Exercise objective:
What you should output is the data below, unchanged in every character.

#### Dataset excerpts

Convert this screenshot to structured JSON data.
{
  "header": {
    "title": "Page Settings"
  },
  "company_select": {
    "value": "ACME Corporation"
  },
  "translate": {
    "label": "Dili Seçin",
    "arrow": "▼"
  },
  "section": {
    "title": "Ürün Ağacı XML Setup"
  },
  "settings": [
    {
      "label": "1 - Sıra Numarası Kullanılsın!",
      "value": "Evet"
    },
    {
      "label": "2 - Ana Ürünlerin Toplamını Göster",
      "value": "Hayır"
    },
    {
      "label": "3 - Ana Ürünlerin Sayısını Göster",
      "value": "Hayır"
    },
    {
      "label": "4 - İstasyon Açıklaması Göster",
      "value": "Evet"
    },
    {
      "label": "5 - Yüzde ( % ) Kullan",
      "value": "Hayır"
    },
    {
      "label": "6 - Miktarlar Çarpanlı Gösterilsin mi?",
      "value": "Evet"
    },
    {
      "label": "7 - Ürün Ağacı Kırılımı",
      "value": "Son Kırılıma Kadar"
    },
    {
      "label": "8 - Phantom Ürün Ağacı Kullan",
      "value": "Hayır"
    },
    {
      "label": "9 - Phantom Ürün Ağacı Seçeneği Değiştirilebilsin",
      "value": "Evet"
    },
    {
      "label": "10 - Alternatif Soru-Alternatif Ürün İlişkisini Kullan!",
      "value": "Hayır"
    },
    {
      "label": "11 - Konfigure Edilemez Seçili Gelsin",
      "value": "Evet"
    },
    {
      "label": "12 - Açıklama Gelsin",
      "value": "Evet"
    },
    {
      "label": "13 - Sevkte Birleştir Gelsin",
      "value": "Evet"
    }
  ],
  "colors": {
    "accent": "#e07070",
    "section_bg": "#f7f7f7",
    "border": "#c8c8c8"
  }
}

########

Written response:
Convert this screenshot to structured JSON data.
{
  "header": {
    "title": "Page Settings"
  },
  "company_select": {
    "value": "ACME Corporation"
  },
  "translate": {
    "label": "Dili Seçin",
    "arrow": "▼"
  },
  "section": {
    "title": "Ürün Ağacı XML Setup"
  },
  "settings": [
    {
      "label": "1 - Sıra Numarası Kullanılsın!",
      "value": "Evet"
    },
    {
      "label": "2 - Ana Ürünlerin Toplamını Göster",
      "value": "Hayır"
    },
    {
      "label": "3 - Ana Ürünlerin Sayısını Göster",
      "value": "Hayır"
    },
    {
      "label": "4 - İstasyon Açıklaması Göster",
      "value": "Evet"
    },
    {
      "label": "5 - Yüzde ( % ) Kullan",
      "value": "Hayır"
    },
    {
      "label": "6 - Miktarlar Çarpanlı Gösterilsin mi?",
      "value": "Evet"
    },
    {
      "label": "7 - Ürün Ağacı Kırılımı",
      "value": "Son Kırılıma Kadar"
    },
    {
      "label": "8 - Phantom Ürün Ağacı Kullan",
      "value": "Hayır"
    },
    {
      "label": "9 - Phantom Ürün Ağacı Seçeneği Değiştirilebilsin",
      "value": "Evet"
    },
    {
      "label": "10 - Alternatif Soru-Alternatif Ürün İlişkisini Kullan!",
      "value": "Hayır"
    },
    {
      "label": "11 - Konfigure Edilemez Seçili Gelsin",
      "value": "Evet"
    },
    {
      "label": "12 - Açıklama Gelsin",
      "value": "Evet"
    },
    {
      "label": "13 - Sevkte Birleştir Gelsin",
      "value": "Evet"
    }
  ],
  "colors": {
    "accent": "#e07070",
    "section_bg": "#f7f7f7",
    "border": "#c8c8c8"
  }
}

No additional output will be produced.